Interview: Siddhartha Deb – ‘Our present crisis did not arrive out of nowhere
The author’s latest novel, The Light at the End of the World, explores the past, present and future of India by interweaving and connecting different times
Your novel traverses between India’s past, present, and future, going as far back as 1859. What did you want to achieve by interweaving these different timelines and time periods?
I wanted to make the point that our present crisis did not arrive out of nowhere, that past, present, and future are connected. As a fiction writer, I was also drawn to the richness (as well as the darkness) of past moments, and how little had been done in the vein of the fantastic with moments like the Sepoy Rebellion, Partition, and the Union Carbide disaster. I wanted to play with the storytelling possibilities and challenges of trying to write a Partition occult novella, an Eastern Western set in the time of the Sepoy Rebellion, and a noir located in Bhopal, and then pull them all together through the frame story set in an apocalyptic near-future Delhi.
How long did it take to arrive at the narrative structure of the novel? Did you treat the four different sections dealing with different time periods as stand-alone stories, and how did these sections come together at the end?
The novel took seven years to write, and it was perhaps not until year five or so that I knew for certain what the overall structure would be. I wanted each novella to be stand-alone up to a point. At the same time, I was aware that there were connections, that the stories were influencing and bleeding into each other. It was challenging, but it was also great fun.
At the beginning of the first section, there’s a quote from an unnamed political prisoner: “India is not a nation. It is a prisonhouse of all possible nations.” How much did contemporary India seep into your novel?
There’s a lot of rage and anguish in the novel, especially in the opening pages. Some of those elements will probably appear familiar to South Asian readers, and among them, there will be divided reactions that will be revealing of how they see present-day India. At the same time, it’s a novel – and not a realist novel. It is interested in intersecting the grim reality of our times with imagination, including the uncanny, the occult, and the supernatural. You must also understand that as someone who moves between India and the United States, I see how the grim reality of India simply does not make it across to the west, and if it does, it is rapidly forgotten. To them, what I’m depicting is fantastic, until it begins to appear in their lives, as happened when the air in New York resembled that of New Delhi right when the novel came out in the United States.

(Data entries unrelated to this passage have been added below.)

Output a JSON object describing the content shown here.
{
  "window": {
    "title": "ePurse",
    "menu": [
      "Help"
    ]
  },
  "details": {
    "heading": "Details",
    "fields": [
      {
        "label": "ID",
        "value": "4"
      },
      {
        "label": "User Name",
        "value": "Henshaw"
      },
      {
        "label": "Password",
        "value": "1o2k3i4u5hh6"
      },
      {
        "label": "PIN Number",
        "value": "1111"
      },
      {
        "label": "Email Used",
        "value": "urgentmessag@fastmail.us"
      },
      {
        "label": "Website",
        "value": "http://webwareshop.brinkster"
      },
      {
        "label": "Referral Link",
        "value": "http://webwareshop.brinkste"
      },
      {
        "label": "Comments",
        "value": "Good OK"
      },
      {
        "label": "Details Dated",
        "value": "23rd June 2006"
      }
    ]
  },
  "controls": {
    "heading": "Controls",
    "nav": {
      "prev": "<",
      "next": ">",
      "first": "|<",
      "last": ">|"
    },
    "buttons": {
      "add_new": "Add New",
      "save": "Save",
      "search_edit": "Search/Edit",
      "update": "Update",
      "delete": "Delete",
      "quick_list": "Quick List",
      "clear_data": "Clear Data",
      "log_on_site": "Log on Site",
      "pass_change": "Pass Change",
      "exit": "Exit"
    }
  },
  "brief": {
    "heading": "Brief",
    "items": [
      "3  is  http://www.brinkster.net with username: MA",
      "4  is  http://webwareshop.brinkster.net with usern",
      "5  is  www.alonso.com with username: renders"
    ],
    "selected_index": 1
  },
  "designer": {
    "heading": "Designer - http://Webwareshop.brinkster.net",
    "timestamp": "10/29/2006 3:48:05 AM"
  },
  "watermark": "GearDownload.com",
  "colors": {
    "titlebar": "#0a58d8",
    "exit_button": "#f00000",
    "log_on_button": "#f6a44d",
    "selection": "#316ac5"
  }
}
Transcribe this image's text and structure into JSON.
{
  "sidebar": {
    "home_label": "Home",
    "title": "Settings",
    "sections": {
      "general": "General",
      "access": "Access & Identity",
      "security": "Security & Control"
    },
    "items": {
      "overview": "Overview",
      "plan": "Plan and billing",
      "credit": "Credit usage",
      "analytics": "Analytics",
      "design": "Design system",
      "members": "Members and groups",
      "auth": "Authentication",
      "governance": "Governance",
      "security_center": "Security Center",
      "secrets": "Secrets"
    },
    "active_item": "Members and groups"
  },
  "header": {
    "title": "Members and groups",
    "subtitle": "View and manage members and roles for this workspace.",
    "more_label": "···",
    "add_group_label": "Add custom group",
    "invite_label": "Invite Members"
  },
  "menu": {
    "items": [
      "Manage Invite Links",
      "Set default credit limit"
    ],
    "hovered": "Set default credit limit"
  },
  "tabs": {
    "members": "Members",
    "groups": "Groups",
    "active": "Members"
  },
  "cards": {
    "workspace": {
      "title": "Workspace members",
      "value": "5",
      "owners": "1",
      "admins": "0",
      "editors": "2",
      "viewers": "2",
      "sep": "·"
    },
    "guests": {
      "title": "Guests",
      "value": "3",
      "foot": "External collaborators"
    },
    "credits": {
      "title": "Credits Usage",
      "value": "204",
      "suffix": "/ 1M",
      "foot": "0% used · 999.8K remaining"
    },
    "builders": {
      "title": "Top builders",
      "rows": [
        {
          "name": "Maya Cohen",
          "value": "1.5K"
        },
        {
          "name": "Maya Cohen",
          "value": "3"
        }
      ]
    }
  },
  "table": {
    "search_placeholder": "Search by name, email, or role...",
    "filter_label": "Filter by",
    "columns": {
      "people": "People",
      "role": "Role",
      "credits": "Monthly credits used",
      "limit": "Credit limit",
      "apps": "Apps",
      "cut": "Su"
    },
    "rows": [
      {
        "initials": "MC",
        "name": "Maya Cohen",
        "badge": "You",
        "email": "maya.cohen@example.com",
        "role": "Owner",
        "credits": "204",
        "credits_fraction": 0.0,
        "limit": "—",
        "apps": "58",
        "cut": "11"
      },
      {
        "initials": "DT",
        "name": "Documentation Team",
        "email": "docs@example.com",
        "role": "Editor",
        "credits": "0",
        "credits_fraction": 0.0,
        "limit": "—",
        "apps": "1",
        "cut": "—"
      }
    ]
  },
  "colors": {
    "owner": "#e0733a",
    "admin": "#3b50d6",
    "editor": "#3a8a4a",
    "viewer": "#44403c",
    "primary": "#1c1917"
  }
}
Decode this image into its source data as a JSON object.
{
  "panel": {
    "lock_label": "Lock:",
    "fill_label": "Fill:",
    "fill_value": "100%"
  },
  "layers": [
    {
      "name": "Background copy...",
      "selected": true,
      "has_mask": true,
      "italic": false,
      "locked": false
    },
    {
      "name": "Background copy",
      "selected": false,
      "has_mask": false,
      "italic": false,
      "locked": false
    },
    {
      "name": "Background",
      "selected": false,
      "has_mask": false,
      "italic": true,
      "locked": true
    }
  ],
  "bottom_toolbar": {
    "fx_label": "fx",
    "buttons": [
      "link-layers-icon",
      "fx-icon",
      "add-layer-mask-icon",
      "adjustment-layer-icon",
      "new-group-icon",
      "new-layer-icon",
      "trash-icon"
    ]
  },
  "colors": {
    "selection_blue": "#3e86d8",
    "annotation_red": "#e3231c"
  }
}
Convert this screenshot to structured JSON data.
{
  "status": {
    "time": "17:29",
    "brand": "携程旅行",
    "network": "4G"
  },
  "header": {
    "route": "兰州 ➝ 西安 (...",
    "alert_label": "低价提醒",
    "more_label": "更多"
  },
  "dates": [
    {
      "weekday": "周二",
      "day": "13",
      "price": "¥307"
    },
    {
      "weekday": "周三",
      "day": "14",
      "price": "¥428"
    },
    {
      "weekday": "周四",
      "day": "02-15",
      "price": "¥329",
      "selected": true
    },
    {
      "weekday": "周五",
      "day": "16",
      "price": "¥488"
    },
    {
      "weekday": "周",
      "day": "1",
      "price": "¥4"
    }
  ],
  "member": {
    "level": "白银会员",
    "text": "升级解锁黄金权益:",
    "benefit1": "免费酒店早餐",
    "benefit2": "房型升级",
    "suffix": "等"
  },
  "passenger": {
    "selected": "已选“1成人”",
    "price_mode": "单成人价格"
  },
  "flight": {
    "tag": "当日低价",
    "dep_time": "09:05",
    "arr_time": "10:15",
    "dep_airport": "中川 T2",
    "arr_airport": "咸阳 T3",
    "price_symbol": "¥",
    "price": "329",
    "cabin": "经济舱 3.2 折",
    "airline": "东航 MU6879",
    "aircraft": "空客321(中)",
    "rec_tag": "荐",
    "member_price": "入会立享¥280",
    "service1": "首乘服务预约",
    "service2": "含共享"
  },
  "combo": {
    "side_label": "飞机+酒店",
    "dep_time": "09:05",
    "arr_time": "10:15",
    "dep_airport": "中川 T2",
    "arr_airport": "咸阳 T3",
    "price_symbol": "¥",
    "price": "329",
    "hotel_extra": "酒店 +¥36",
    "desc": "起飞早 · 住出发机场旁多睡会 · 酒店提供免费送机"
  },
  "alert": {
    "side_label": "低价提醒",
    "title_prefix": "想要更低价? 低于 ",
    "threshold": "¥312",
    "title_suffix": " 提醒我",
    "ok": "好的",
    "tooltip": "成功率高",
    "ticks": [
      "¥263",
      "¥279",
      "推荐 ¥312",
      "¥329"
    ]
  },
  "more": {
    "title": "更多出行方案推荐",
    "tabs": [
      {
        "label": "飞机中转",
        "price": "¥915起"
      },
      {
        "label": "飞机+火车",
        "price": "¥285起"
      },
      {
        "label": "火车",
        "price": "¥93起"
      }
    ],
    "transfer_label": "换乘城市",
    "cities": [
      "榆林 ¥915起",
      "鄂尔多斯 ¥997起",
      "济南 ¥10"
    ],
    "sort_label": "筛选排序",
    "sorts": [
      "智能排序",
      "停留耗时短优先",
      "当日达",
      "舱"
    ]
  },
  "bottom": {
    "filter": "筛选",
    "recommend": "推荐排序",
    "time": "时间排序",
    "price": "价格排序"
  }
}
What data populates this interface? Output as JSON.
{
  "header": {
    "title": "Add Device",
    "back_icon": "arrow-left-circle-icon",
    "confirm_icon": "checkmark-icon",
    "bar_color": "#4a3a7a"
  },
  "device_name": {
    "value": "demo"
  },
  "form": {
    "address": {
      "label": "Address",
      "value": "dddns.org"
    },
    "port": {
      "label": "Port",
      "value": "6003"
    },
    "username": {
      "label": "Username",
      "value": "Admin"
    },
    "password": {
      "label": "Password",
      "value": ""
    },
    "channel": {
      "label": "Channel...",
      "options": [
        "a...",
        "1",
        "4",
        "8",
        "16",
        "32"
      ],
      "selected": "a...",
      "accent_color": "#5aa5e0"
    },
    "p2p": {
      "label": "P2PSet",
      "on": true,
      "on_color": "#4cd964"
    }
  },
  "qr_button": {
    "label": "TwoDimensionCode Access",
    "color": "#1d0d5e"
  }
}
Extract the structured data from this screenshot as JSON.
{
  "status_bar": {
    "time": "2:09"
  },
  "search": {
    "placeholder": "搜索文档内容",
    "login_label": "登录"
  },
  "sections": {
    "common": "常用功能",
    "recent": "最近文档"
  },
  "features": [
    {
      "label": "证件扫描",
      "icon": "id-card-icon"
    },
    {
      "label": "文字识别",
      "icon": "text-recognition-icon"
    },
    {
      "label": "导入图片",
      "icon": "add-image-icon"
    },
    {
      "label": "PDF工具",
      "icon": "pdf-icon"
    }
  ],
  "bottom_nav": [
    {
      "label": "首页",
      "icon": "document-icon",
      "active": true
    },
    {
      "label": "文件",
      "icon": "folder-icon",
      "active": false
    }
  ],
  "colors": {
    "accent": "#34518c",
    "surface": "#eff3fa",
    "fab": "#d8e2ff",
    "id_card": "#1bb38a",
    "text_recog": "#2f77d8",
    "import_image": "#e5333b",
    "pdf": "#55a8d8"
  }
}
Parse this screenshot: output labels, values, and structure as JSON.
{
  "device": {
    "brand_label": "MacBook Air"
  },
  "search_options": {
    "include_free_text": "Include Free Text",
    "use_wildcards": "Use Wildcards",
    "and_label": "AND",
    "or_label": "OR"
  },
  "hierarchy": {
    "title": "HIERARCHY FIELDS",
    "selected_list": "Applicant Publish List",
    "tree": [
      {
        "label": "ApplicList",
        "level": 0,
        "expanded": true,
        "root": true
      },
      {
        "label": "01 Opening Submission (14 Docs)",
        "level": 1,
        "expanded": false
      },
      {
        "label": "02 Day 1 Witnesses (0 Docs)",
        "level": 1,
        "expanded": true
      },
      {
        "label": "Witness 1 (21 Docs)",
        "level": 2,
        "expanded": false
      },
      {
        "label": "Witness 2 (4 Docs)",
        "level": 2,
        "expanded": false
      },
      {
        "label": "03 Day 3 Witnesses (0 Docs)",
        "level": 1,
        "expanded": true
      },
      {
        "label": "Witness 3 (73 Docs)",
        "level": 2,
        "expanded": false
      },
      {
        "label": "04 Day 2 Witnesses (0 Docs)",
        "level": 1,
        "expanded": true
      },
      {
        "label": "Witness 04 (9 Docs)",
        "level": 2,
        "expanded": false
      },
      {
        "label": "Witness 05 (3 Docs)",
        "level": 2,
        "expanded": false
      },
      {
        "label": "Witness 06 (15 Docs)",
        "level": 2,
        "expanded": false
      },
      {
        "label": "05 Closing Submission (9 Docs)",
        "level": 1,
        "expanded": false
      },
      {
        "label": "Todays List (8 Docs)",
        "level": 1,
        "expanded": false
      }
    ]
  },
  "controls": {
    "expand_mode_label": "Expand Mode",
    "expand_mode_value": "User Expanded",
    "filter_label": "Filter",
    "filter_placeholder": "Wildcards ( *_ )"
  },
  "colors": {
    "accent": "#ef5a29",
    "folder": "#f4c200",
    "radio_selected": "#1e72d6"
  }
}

You’ve extensively written about India over the years in your non-fiction work, in your essays and reportage. How did your travels within India and what you experienced and reported help in writing this novel?
In my non-fiction so far, I have always tried to work with truths and facts, reporting and researching every detail to make sure I get things right (although those who critique me, whether on social media or through lawsuits, will disagree). I love reporting; it makes me listen, it takes me into the rich, often embattled lives of others, and it makes me interact with people who fall far beyond my usual social circle. That reporting sometimes haunts me, as in the case of Bhopal, and it has bled into my fiction. In this novel, I tried to go further into territories first glimpsed in my non-fiction, adding imagination to fact and experience. I don’t think I could have written the novel without those years on the road and my journalistic work.
It’s a somewhat intuitive process, the result I think of many influences: Conspiracy stories heard while reporting, people met in the course of one’s life, ghost stories read in childhood, songs heard, particularly from the rich folk traditions of South Asia, particularly books read and films watched, and stories exchanged with friends and family and strangers. Elements from all these things suggested themselves in the course of writing each novella, and eventually, I began to see the connections between them, and the pattern as a whole.
You have said earlier that storytelling alone cannot save the world and it can also easily be co-opted by capitalism. What is the role of contemporary readers and writers, and novelists to help create a shared space of the imagination where there’s more empathy and understanding of the human condition across geographical, religious and class divides?
You mention empathy and understanding – those are the fundamental requirements. To that, I would add a sense of openness, a willingness to be surprised, by oneself, by others, by the books one reads and by those one writes.
You’re also a teacher and a cultural critic. What do you think of the quality of fiction, especially that written in English, coming out of India?
I wrote this novel because what I wanted to read didn’t seem to exist. But I’m sure other writers feel the same way. I have, of late, been reading some incredible work, published and unpublished, often written by people historically on the margins of the Indian nation, and that feels very hopeful to me. These include The Night of Broken Glass by Feroz Rather, Deep Singh Blue and Dark Star by Ranbir Singh Sidhu, Ambiguity Machines and Other Stories by Vandana Singh, The King’s Harvest by Chetan Raj Shrestha, The Other Man by Shashank Kela, Ghachar Ghochar by Vivek Shanbhag, and Funeral Nights by Kynpham Sing Nongkynrih.
Majid Maqbool is an independent journalist based in Kashmir.